* Exercise goal *
I need the records below retyped exactly.
===== Records for the task =====
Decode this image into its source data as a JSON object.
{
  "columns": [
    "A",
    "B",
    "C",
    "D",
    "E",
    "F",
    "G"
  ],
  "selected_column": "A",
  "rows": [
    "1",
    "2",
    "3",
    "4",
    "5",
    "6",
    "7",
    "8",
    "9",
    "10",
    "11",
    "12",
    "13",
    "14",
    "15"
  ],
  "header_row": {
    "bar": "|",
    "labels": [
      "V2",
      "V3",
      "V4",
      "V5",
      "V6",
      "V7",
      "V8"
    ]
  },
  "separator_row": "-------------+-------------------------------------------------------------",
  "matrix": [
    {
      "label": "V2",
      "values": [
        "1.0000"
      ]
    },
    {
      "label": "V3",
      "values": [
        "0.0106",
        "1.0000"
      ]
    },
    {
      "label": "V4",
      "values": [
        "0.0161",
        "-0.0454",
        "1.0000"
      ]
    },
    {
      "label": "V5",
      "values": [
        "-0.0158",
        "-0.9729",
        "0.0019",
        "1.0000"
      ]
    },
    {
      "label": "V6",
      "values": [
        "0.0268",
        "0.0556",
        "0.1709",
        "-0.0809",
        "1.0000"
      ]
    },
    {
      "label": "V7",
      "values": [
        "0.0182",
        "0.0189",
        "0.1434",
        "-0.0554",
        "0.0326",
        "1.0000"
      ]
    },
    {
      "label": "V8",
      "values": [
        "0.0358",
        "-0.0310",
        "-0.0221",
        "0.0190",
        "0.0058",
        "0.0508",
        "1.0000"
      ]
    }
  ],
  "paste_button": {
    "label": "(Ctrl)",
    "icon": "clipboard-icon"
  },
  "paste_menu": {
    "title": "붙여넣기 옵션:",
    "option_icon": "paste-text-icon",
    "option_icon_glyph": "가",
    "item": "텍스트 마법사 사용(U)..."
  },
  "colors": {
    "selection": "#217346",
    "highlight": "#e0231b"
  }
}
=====
* Result of the task *
Decode this image into its source data as a JSON object.
{
  "columns": [
    "A",
    "B",
    "C",
    "D",
    "E",
    "F",
    "G"
  ],
  "selected_column": "A",
  "rows": [
    "1",
    "2",
    "3",
    "4",
    "5",
    "6",
    "7",
    "8",
    "9",
    "10",
    "11",
    "12",
    "13",
    "14",
    "15"
  ],
  "header_row": {
    "bar": "|",
    "labels": [
      "V2",
      "V3",
      "V4",
      "V5",
      "V6",
      "V7",
      "V8"
    ]
  },
  "separator_row": "-------------+-------------------------------------------------------------",
  "matrix": [
    {
      "label": "V2",
      "values": [
        "1.0000"
      ]
    },
    {
      "label": "V3",
      "values": [
        "0.0106",
        "1.0000"
      ]
    },
    {
      "label": "V4",
      "values": [
        "0.0161",
        "-0.0454",
        "1.0000"
      ]
    },
    {
      "label": "V5",
      "values": [
        "-0.0158",
        "-0.9729",
        "0.0019",
        "1.0000"
      ]
    },
    {
      "label": "V6",
      "values": [
        "0.0268",
        "0.0556",
        "0.1709",
        "-0.0809",
        "1.0000"
      ]
    },
    {
      "label": "V7",
      "values": [
        "0.0182",
        "0.0189",
        "0.1434",
        "-0.0554",
        "0.0326",
        "1.0000"
      ]
    },
    {
      "label": "V8",
      "values": [
        "0.0358",
        "-0.0310",
        "-0.0221",
        "0.0190",
        "0.0058",
        "0.0508",
        "1.0000"
      ]
    }
  ],
  "paste_button": {
    "label": "(Ctrl)",
    "icon": "clipboard-icon"
  },
  "paste_menu": {
    "title": "붙여넣기 옵션:",
    "option_icon": "paste-text-icon",
    "option_icon_glyph": "가",
    "item": "텍스트 마법사 사용(U)..."
  },
  "colors": {
    "selection": "#217346",
    "highlight": "#e0231b"
  }
}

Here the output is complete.